The nonprimary motor cortex is often divided into two main regions: the supplementary motor cortex and the premotor cortex. The exact functions of these areas are not very well understood. It is thought that the supplementary motor cortex may be important to the execution of sequences of movement, the attainment of motor skills, and the executive control of movement, which can involve things like making decisions to switch to different movements based on incoming sensory information. The premotor cortex makes a large contribution (~30%) to the neurons that will enter the corticospinal tract, but it seems to be more active than the primary motor cortex during the planning of--rather than the execution of--movements. Neurons in the premotor cortex also appear to be involved with incorporating sensory cues (e.g. the location of an object to be grasped) into a movement to ensure it is executed properly, as well as with the selection of actions based on behavioral context (e.g. picking up a cup to move it from the table vs. picking up a cup to take a drink from it). There are also populations of neurons, sometimes called mirror neurons, in the premotor cortex that are activated when observing someone else carry out a movement; these cells may be involved in helping us to understand and/or imitate the actions of others.

Kandel ER, Schwartz JH, Jessell TM 2000. Principles of Neural Science. 5th ed. New York. McGraw-Hill; 2013.
Purves D, Augustine GJ, Fitzpatrick D, Hall WC, Lamantia AS, McNamara JO, White LE. Neuroscience. 4th ed. Sunderland, MA. Sinauer Associates; 2008.

2-Minute Neuroscience: Cerebellum
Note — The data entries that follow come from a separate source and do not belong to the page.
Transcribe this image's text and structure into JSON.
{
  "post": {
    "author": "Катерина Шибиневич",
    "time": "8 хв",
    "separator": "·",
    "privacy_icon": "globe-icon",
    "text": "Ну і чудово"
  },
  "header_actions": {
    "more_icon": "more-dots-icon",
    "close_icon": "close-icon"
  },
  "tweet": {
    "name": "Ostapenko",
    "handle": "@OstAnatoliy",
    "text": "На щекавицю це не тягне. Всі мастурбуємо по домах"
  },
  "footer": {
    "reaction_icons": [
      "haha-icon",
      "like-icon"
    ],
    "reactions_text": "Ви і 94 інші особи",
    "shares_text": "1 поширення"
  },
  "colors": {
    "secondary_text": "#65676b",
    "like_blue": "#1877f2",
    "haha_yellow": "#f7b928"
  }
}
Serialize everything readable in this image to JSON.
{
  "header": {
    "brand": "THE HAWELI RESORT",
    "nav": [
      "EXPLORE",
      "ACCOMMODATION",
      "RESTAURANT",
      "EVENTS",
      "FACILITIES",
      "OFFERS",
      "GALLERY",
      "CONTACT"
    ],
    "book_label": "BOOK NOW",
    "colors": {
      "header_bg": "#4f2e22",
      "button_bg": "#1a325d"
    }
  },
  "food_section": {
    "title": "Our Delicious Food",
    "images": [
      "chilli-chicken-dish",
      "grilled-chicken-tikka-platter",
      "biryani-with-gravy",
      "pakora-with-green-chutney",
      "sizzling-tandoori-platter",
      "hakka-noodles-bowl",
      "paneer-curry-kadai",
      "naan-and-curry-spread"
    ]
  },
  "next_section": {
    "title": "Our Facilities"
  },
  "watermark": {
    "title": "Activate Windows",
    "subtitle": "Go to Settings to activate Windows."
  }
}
In this video, I discuss the cerebellum. I describe the location of the cerebellum in the nervous system and its role in facilitating movement. I cover the different regions of the cerebellum: the cerebrocerebellum, spinocerebellum, vermis, and vestibulocerebellum. Lastly, I discuss the cerebellar peduncles as the routes by which the cerebellum communicates with the rest of the nervous system and the deep cerebellar nuclei as the primary output cells of the cerebellum.